# [Source data]
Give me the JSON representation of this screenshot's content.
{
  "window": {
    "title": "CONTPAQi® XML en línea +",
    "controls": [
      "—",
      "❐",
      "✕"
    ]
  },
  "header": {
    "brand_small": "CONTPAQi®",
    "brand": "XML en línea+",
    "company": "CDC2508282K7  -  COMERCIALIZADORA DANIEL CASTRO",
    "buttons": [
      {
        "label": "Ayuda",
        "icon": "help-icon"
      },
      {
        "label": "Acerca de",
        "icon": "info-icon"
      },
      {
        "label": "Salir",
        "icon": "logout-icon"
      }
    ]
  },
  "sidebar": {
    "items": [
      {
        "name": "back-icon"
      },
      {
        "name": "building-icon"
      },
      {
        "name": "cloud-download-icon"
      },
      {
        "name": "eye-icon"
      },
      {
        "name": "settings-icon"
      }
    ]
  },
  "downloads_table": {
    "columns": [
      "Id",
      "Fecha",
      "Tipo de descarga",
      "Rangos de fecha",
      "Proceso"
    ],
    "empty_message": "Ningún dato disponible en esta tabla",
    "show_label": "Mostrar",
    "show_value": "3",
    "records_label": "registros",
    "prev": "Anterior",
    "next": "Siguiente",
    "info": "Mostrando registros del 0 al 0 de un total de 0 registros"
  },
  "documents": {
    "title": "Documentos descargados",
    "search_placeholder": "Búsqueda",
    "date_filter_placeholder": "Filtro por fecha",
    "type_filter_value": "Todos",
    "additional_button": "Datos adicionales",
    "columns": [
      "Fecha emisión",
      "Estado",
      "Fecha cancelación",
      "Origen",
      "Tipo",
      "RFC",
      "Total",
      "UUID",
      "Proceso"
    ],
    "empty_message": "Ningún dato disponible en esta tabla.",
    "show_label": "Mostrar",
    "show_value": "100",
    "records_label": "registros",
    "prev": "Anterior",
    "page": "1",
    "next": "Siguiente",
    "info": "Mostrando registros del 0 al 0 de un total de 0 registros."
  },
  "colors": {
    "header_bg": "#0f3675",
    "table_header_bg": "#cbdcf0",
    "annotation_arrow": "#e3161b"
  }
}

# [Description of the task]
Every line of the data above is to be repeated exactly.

# [Solution to this exercise]
Give me the JSON representation of this screenshot's content.
{
  "window": {
    "title": "CONTPAQi® XML en línea +",
    "controls": [
      "—",
      "❐",
      "✕"
    ]
  },
  "header": {
    "brand_small": "CONTPAQi®",
    "brand": "XML en línea+",
    "company": "CDC2508282K7  -  COMERCIALIZADORA DANIEL CASTRO",
    "buttons": [
      {
        "label": "Ayuda",
        "icon": "help-icon"
      },
      {
        "label": "Acerca de",
        "icon": "info-icon"
      },
      {
        "label": "Salir",
        "icon": "logout-icon"
      }
    ]
  },
  "sidebar": {
    "items": [
      {
        "name": "back-icon"
      },
      {
        "name": "building-icon"
      },
      {
        "name": "cloud-download-icon"
      },
      {
        "name": "eye-icon"
      },
      {
        "name": "settings-icon"
      }
    ]
  },
  "downloads_table": {
    "columns": [
      "Id",
      "Fecha",
      "Tipo de descarga",
      "Rangos de fecha",
      "Proceso"
    ],
    "empty_message": "Ningún dato disponible en esta tabla",
    "show_label": "Mostrar",
    "show_value": "3",
    "records_label": "registros",
    "prev": "Anterior",
    "next": "Siguiente",
    "info": "Mostrando registros del 0 al 0 de un total de 0 registros"
  },
  "documents": {
    "title": "Documentos descargados",
    "search_placeholder": "Búsqueda",
    "date_filter_placeholder": "Filtro por fecha",
    "type_filter_value": "Todos",
    "additional_button": "Datos adicionales",
    "columns": [
      "Fecha emisión",
      "Estado",
      "Fecha cancelación",
      "Origen",
      "Tipo",
      "RFC",
      "Total",
      "UUID",
      "Proceso"
    ],
    "empty_message": "Ningún dato disponible en esta tabla.",
    "show_label": "Mostrar",
    "show_value": "100",
    "records_label": "registros",
    "prev": "Anterior",
    "page": "1",
    "next": "Siguiente",
    "info": "Mostrando registros del 0 al 0 de un total de 0 registros."
  },
  "colors": {
    "header_bg": "#0f3675",
    "table_header_bg": "#cbdcf0",
    "annotation_arrow": "#e3161b"
  }
}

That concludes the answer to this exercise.